Short Stories, Irish literature, Classics, Modern Fiction, Contemporary Literary Fiction, The Japanese Novel, Post Colonial Asian Fiction, The Legacy of the Austro-Hungarian Empire and quality Historical Novels are Among my Interests

Tuesday, April 16, 2024

"The Metaohor is Dead" - A Short Story by Carol Shields- 2 Pages -included in The Collected Short Stories of Carol Shields- 2004

This year, Buried in Print, a marvelous blog I have followed for over ten years,is doing a read through of the short stories of Carol Shields. I hope to participate fully in this event.

The more I read in the stories of Carol Shields the more grateful I am to Buried in Print for turning me on to her work. There are sixty some stories in the collection,it is my hope to read and post on them all in 2024.

"The Metaphor is Dead" is the 13th story by Carol Shields upon which I have posted. At only two pages it is the briefest work so far and one of the strangest.

There is no real plot, the entire story is given over to a professor holding forth on what he sees as the decay of literature.

"THE METAPHOR IS DEAD,” bellowed the gargantuan professor, his walrus mustache dancing and his thundery eyebrows knitting together rapaciously. “Those accustomed to lunching at the high table of literature will now be able to nosh at the trough on a streamlined sub minus the pickle. Banished is that imperial albatross, that dragooned double agent, that muddy mirror lit by the false flashing signal like and by that even more presumptuous little sugar lump as. The gates are open, and the prisoner, freed of his shackles, has departed without so much as a goodbye wave to those who would take a simple pomegranate and insist it be the universe."

I will give our professor the last word:

"Initially a toy of the literati,” the fiery professor cried, “the metaphor grew like a polyp on the clean chamber of poetry whose friendly narrative lines had previously lain as simply as knives and forks in a kitchen drawer and whose slender, unjointed nouns, colloquial as onions, became puffed up like affected dowagers, swaying, pelvis forward, into a Victorian parlor of cluttered predicates, where they took to sitting about on the embroidered cushions of metonymy and resting their metered feet on quirky mean-spirited oxymorons."

The Carol Shields Literary Trust Website has an excellent biography


Suko said...

This sounds like an intriguing (very) short story, with a creative topic!

Buried In Print said...

I guess you kinda have to give the professor the last word, because he just won't stop talking! hahaha

This is such a thin slice of story; I think I would enjoy these more on the back page of a magazine rather than in a proper collection.
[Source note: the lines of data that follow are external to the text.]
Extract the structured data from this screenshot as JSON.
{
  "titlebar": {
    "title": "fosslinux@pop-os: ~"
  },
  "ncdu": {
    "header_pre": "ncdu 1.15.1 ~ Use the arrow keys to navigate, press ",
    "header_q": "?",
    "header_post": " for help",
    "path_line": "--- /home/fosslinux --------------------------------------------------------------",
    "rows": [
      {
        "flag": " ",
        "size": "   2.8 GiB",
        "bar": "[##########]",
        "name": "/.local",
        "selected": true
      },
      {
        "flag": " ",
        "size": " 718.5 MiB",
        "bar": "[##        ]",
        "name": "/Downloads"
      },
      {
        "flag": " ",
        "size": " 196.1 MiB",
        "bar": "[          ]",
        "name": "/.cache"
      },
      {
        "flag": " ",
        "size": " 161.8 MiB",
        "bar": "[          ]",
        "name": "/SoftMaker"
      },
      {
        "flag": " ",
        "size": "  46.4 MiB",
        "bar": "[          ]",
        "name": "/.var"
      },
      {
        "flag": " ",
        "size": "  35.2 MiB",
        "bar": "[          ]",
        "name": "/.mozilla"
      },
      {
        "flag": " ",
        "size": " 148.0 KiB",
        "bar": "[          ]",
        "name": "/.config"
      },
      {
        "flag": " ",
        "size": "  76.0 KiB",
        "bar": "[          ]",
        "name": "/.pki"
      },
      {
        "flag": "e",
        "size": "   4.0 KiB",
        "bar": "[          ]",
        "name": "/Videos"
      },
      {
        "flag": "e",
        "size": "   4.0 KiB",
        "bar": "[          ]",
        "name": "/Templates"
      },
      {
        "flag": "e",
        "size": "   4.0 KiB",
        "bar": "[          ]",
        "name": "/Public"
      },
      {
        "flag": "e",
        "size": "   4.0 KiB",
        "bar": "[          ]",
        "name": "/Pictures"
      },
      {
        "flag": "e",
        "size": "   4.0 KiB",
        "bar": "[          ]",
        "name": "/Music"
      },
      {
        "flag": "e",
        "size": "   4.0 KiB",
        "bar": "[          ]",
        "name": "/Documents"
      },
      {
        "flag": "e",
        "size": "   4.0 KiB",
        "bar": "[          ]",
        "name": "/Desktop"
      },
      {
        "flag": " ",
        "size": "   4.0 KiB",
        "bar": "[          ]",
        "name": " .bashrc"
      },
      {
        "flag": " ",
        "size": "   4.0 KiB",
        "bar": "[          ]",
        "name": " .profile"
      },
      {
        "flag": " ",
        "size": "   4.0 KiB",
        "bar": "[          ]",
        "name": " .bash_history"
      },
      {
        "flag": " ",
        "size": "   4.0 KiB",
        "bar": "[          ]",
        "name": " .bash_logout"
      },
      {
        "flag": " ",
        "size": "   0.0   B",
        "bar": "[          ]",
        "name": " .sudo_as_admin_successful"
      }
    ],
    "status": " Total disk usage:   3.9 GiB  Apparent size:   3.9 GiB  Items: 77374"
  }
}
But they're still fun and light.

This is the part I flagged: "With watercolor purity, with soldierly persistence and workmanlike lack of pretence, a newly pruned utterance appears to roll onto the snowy page with not a single troubling cul-de-sac or detour into the inky besmudged midnight of imagery."

Such over the top language!!